Color photo of old-time wagon wheels in a line. NPS / Hannah Schwalbe
Bill Keys acquired materials from homesteaders leaving the area to resell to new folks coming in.

NPS / Hannah Schwalbe

From 1863 to 1976, United States citizens could claim 160-acre parcels of surveyed lands from the Federal Government under the Homestead Act of 1862—though not after 1936 in the area that became Joshua Tree National Monument. Claimants had three to five years to "prove up" on their property, which meant completing three criteria: building a small home, improving the land, and growing crops or raising stock. In the early years, homesteads were substantiated by two witnesses, often neighbors or friends, willing to sign a “proof document” that allowed the homesteader to receive a deed to his property. In later years, a photo of the improvements was sufficient.

The high years for homesteading in the U.S. were 1910-1920. Several wet years in the southwest, beginning in 1912, provided enough water to grow crops and attract people to the area. Later, because of hard times created by the depression, some people sought out a rural lifestyle where they could raise their own food without relying on unstable markets and inflated prices. During the 1920s, speculators advertised opportunities in the Mojave Desert, like mining. Some speculators took liberty with their advertising and stuck oranges on the ends of Joshua tree leaves, calling them desert oranges.

But the rains didn’t last. Several years passed with little or no rainfall and the crops failed. Homesteaders drilled water wells, but most were unsuccessful. In many cases water had to be hauled several miles even for household purposes. Conflicts between homesteaders and ranchers over water rights became common.
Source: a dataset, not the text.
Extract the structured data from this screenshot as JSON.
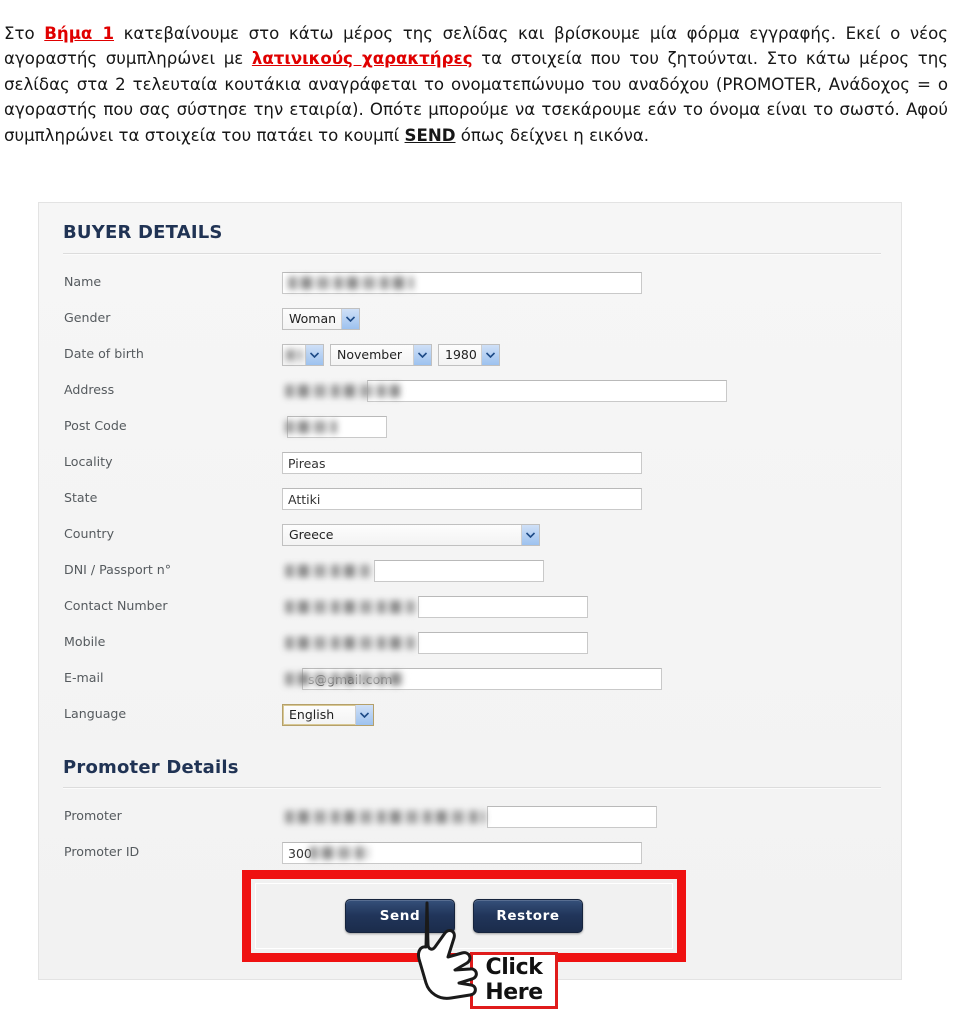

In 1938 a new type of homesteading, created by the Small Tract Act, allowed veterans to obtain land in the west for health reasons. Veterans of World War I, suffering the effects of chemical gases, like mustard gas, came hoping to benefit from the clean, dry desert air which was better for the lungs than the humid, polluted air of the East Coast. These small homes that sprung up around the Californian deserts are commonly called Jackrabbit Cabins. Veterans did not need to meet the requirements of the Homesteading Act to take advantage of the Small Tract Act as the act was created to meet the needs of people homesteading for health reasons.

Life in the desert presented challenges: Summers were extreme for those used to more temperate climates; the work was hard and neighbors far away. Few homesteaders met the challenge and only 40% were successful. Many farms and small homesteads were abandoned, leaving behind the tiny cabins which still litter the desert in some places. All in all, the Homestead Act converted 270 million acres of public land into private land.

One family that not only survived but thrived in the desert was that of Bill and Frances Keys. For more information about them, take a guided tour of their ranch.

Ryan Ranch is another successful Mojave Desert homestead. The Ryan family had the only truly running water pipes in what today is Joshua Tree National Park. You can visit their homestead on your own by hiking a half mile trail that begins near the Ryan Campground.

For more information about homesteading and the Homestead Act visit the Homestead National Monument webpage.